▸ **Work item**: Leave the images behind and copy every record exactly.

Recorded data
--- START ---
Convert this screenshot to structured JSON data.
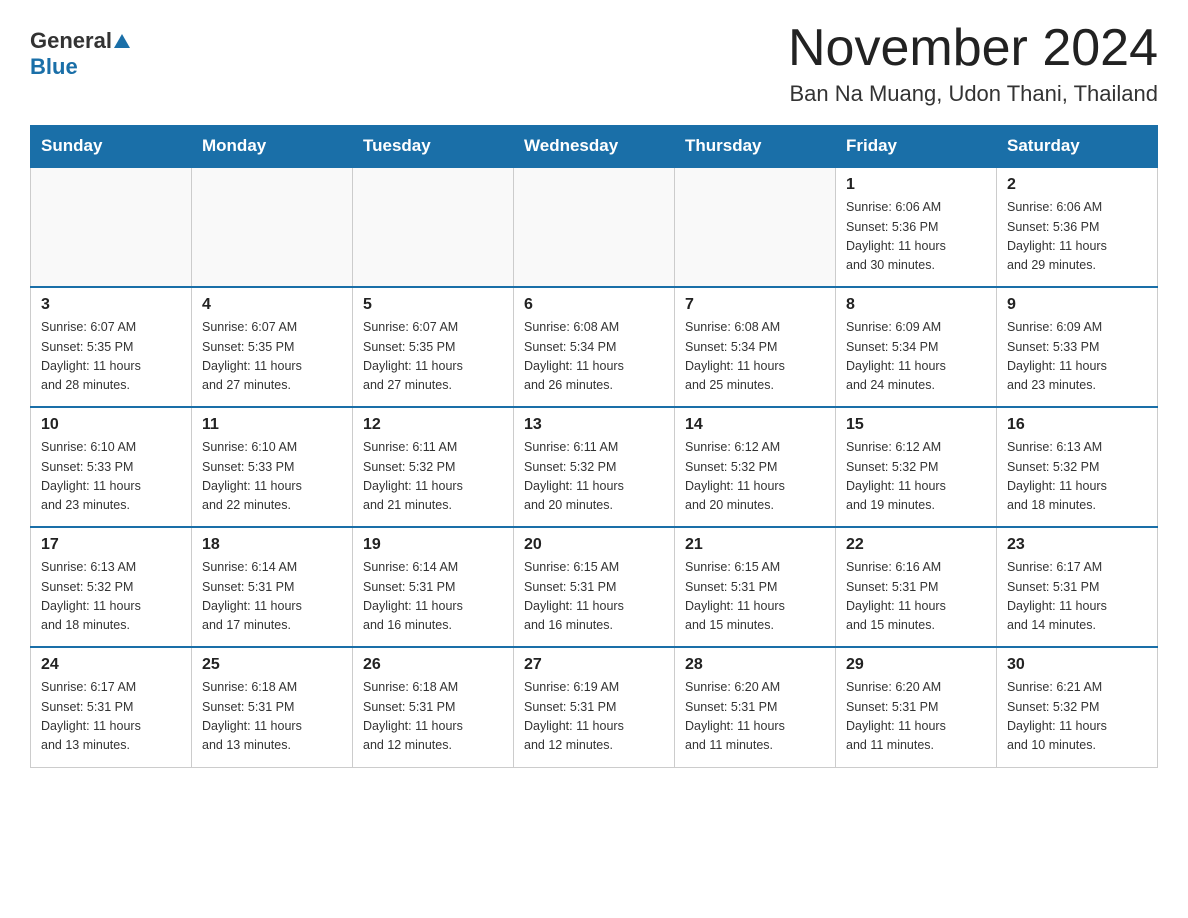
{
  "header": {
    "logo_general": "General",
    "logo_blue": "Blue",
    "month_title": "November 2024",
    "location": "Ban Na Muang, Udon Thani, Thailand"
  },
  "days_of_week": [
    "Sunday",
    "Monday",
    "Tuesday",
    "Wednesday",
    "Thursday",
    "Friday",
    "Saturday"
  ],
  "weeks": [
    [
      {
        "day": "",
        "info": ""
      },
      {
        "day": "",
        "info": ""
      },
      {
        "day": "",
        "info": ""
      },
      {
        "day": "",
        "info": ""
      },
      {
        "day": "",
        "info": ""
      },
      {
        "day": "1",
        "info": "Sunrise: 6:06 AM\nSunset: 5:36 PM\nDaylight: 11 hours\nand 30 minutes."
      },
      {
        "day": "2",
        "info": "Sunrise: 6:06 AM\nSunset: 5:36 PM\nDaylight: 11 hours\nand 29 minutes."
      }
    ],
    [
      {
        "day": "3",
        "info": "Sunrise: 6:07 AM\nSunset: 5:35 PM\nDaylight: 11 hours\nand 28 minutes."
      },
      {
        "day": "4",
        "info": "Sunrise: 6:07 AM\nSunset: 5:35 PM\nDaylight: 11 hours\nand 27 minutes."
      },
      {
        "day": "5",
        "info": "Sunrise: 6:07 AM\nSunset: 5:35 PM\nDaylight: 11 hours\nand 27 minutes."
      },
      {
        "day": "6",
        "info": "Sunrise: 6:08 AM\nSunset: 5:34 PM\nDaylight: 11 hours\nand 26 minutes."
      },
      {
        "day": "7",
        "info": "Sunrise: 6:08 AM\nSunset: 5:34 PM\nDaylight: 11 hours\nand 25 minutes."
      },
      {
        "day": "8",
        "info": "Sunrise: 6:09 AM\nSunset: 5:34 PM\nDaylight: 11 hours\nand 24 minutes."
      },
      {
        "day": "9",
        "info": "Sunrise: 6:09 AM\nSunset: 5:33 PM\nDaylight: 11 hours\nand 23 minutes."
      }
    ],
    [
      {
        "day": "10",
        "info": "Sunrise: 6:10 AM\nSunset: 5:33 PM\nDaylight: 11 hours\nand 23 minutes."
      },
      {
        "day": "11",
        "info": "Sunrise: 6:10 AM\nSunset: 5:33 PM\nDaylight: 11 hours\nand 22 minutes."
      },
      {
        "day": "12",
        "info": "Sunrise: 6:11 AM\nSunset: 5:32 PM\nDaylight: 11 hours\nand 21 minutes."
      },
      {
        "day": "13",
        "info": "Sunrise: 6:11 AM\nSunset: 5:32 PM\nDaylight: 11 hours\nand 20 minutes."
      },
      {
        "day": "14",
        "info": "Sunrise: 6:12 AM\nSunset: 5:32 PM\nDaylight: 11 hours\nand 20 minutes."
      },
      {
        "day": "15",
        "info": "Sunrise: 6:12 AM\nSunset: 5:32 PM\nDaylight: 11 hours\nand 19 minutes."
      },
      {
        "day": "16",
        "info": "Sunrise: 6:13 AM\nSunset: 5:32 PM\nDaylight: 11 hours\nand 18 minutes."
      }
    ],
    [
      {
        "day": "17",
        "info": "Sunrise: 6:13 AM\nSunset: 5:32 PM\nDaylight: 11 hours\nand 18 minutes."
      },
      {
        "day": "18",
        "info": "Sunrise: 6:14 AM\nSunset: 5:31 PM\nDaylight: 11 hours\nand 17 minutes."
      },
      {
        "day": "19",
        "info": "Sunrise: 6:14 AM\nSunset: 5:31 PM\nDaylight: 11 hours\nand 16 minutes."
      },
      {
        "day": "20",
        "info": "Sunrise: 6:15 AM\nSunset: 5:31 PM\nDaylight: 11 hours\nand 16 minutes."
      },
      {
        "day": "21",
        "info": "Sunrise: 6:15 AM\nSunset: 5:31 PM\nDaylight: 11 hours\nand 15 minutes."
      },
      {
        "day": "22",
        "info": "Sunrise: 6:16 AM\nSunset: 5:31 PM\nDaylight: 11 hours\nand 15 minutes."
      },
      {
        "day": "23",
        "info": "Sunrise: 6:17 AM\nSunset: 5:31 PM\nDaylight: 11 hours\nand 14 minutes."
      }
    ],
    [
      {
        "day": "24",
        "info": "Sunrise: 6:17 AM\nSunset: 5:31 PM\nDaylight: 11 hours\nand 13 minutes."
      },
      {
        "day": "25",
        "info": "Sunrise: 6:18 AM\nSunset: 5:31 PM\nDaylight: 11 hours\nand 13 minutes."
      },
      {
        "day": "26",
        "info": "Sunrise: 6:18 AM\nSunset: 5:31 PM\nDaylight: 11 hours\nand 12 minutes."
      },
      {
        "day": "27",
        "info": "Sunrise: 6:19 AM\nSunset: 5:31 PM\nDaylight: 11 hours\nand 12 minutes."
      },
      {
        "day": "28",
        "info": "Sunrise: 6:20 AM\nSunset: 5:31 PM\nDaylight: 11 hours\nand 11 minutes."
      },
      {
        "day": "29",
        "info": "Sunrise: 6:20 AM\nSunset: 5:31 PM\nDaylight: 11 hours\nand 11 minutes."
      },
      {
        "day": "30",
        "info": "Sunrise: 6:21 AM\nSunset: 5:32 PM\nDaylight: 11 hours\nand 10 minutes."
      }
    ]
  ]
}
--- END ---
▸ **Output below**:
Convert this screenshot to structured JSON data.
{
  "header": {
    "logo_general": "General",
    "logo_blue": "Blue",
    "month_title": "November 2024",
    "location": "Ban Na Muang, Udon Thani, Thailand"
  },
  "days_of_week": [
    "Sunday",
    "Monday",
    "Tuesday",
    "Wednesday",
    "Thursday",
    "Friday",
    "Saturday"
  ],
  "weeks": [
    [
      {
        "day": "",
        "info": ""
      },
      {
        "day": "",
        "info": ""
      },
      {
        "day": "",
        "info": ""
      },
      {
        "day": "",
        "info": ""
      },
      {
        "day": "",
        "info": ""
      },
      {
        "day": "1",
        "info": "Sunrise: 6:06 AM\nSunset: 5:36 PM\nDaylight: 11 hours\nand 30 minutes."
      },
      {
        "day": "2",
        "info": "Sunrise: 6:06 AM\nSunset: 5:36 PM\nDaylight: 11 hours\nand 29 minutes."
      }
    ],
    [
      {
        "day": "3",
        "info": "Sunrise: 6:07 AM\nSunset: 5:35 PM\nDaylight: 11 hours\nand 28 minutes."
      },
      {
        "day": "4",
        "info": "Sunrise: 6:07 AM\nSunset: 5:35 PM\nDaylight: 11 hours\nand 27 minutes."
      },
      {
        "day": "5",
        "info": "Sunrise: 6:07 AM\nSunset: 5:35 PM\nDaylight: 11 hours\nand 27 minutes."
      },
      {
        "day": "6",
        "info": "Sunrise: 6:08 AM\nSunset: 5:34 PM\nDaylight: 11 hours\nand 26 minutes."
      },
      {
        "day": "7",
        "info": "Sunrise: 6:08 AM\nSunset: 5:34 PM\nDaylight: 11 hours\nand 25 minutes."
      },
      {
        "day": "8",
        "info": "Sunrise: 6:09 AM\nSunset: 5:34 PM\nDaylight: 11 hours\nand 24 minutes."
      },
      {
        "day": "9",
        "info": "Sunrise: 6:09 AM\nSunset: 5:33 PM\nDaylight: 11 hours\nand 23 minutes."
      }
    ],
    [
      {
        "day": "10",
        "info": "Sunrise: 6:10 AM\nSunset: 5:33 PM\nDaylight: 11 hours\nand 23 minutes."
      },
      {
        "day": "11",
        "info": "Sunrise: 6:10 AM\nSunset: 5:33 PM\nDaylight: 11 hours\nand 22 minutes."
      },
      {
        "day": "12",
        "info": "Sunrise: 6:11 AM\nSunset: 5:32 PM\nDaylight: 11 hours\nand 21 minutes."
      },
      {
        "day": "13",
        "info": "Sunrise: 6:11 AM\nSunset: 5:32 PM\nDaylight: 11 hours\nand 20 minutes."
      },
      {
        "day": "14",
        "info": "Sunrise: 6:12 AM\nSunset: 5:32 PM\nDaylight: 11 hours\nand 20 minutes."
      },
      {
        "day": "15",
        "info": "Sunrise: 6:12 AM\nSunset: 5:32 PM\nDaylight: 11 hours\nand 19 minutes."
      },
      {
        "day": "16",
        "info": "Sunrise: 6:13 AM\nSunset: 5:32 PM\nDaylight: 11 hours\nand 18 minutes."
      }
    ],
    [
      {
        "day": "17",
        "info": "Sunrise: 6:13 AM\nSunset: 5:32 PM\nDaylight: 11 hours\nand 18 minutes."
      },
      {
        "day": "18",
        "info": "Sunrise: 6:14 AM\nSunset: 5:31 PM\nDaylight: 11 hours\nand 17 minutes."
      },
      {
        "day": "19",
        "info": "Sunrise: 6:14 AM\nSunset: 5:31 PM\nDaylight: 11 hours\nand 16 minutes."
      },
      {
        "day": "20",
        "info": "Sunrise: 6:15 AM\nSunset: 5:31 PM\nDaylight: 11 hours\nand 16 minutes."
      },
      {
        "day": "21",
        "info": "Sunrise: 6:15 AM\nSunset: 5:31 PM\nDaylight: 11 hours\nand 15 minutes."
      },
      {
        "day": "22",
        "info": "Sunrise: 6:16 AM\nSunset: 5:31 PM\nDaylight: 11 hours\nand 15 minutes."
      },
      {
        "day": "23",
        "info": "Sunrise: 6:17 AM\nSunset: 5:31 PM\nDaylight: 11 hours\nand 14 minutes."
      }
    ],
    [
      {
        "day": "24",
        "info": "Sunrise: 6:17 AM\nSunset: 5:31 PM\nDaylight: 11 hours\nand 13 minutes."
      },
      {
        "day": "25",
        "info": "Sunrise: 6:18 AM\nSunset: 5:31 PM\nDaylight: 11 hours\nand 13 minutes."
      },
      {
        "day": "26",
        "info": "Sunrise: 6:18 AM\nSunset: 5:31 PM\nDaylight: 11 hours\nand 12 minutes."
      },
      {
        "day": "27",
        "info": "Sunrise: 6:19 AM\nSunset: 5:31 PM\nDaylight: 11 hours\nand 12 minutes."
      },
      {
        "day": "28",
        "info": "Sunrise: 6:20 AM\nSunset: 5:31 PM\nDaylight: 11 hours\nand 11 minutes."
      },
      {
        "day": "29",
        "info": "Sunrise: 6:20 AM\nSunset: 5:31 PM\nDaylight: 11 hours\nand 11 minutes."
      },
      {
        "day": "30",
        "info": "Sunrise: 6:21 AM\nSunset: 5:32 PM\nDaylight: 11 hours\nand 10 minutes."
      }
    ]
  ]
}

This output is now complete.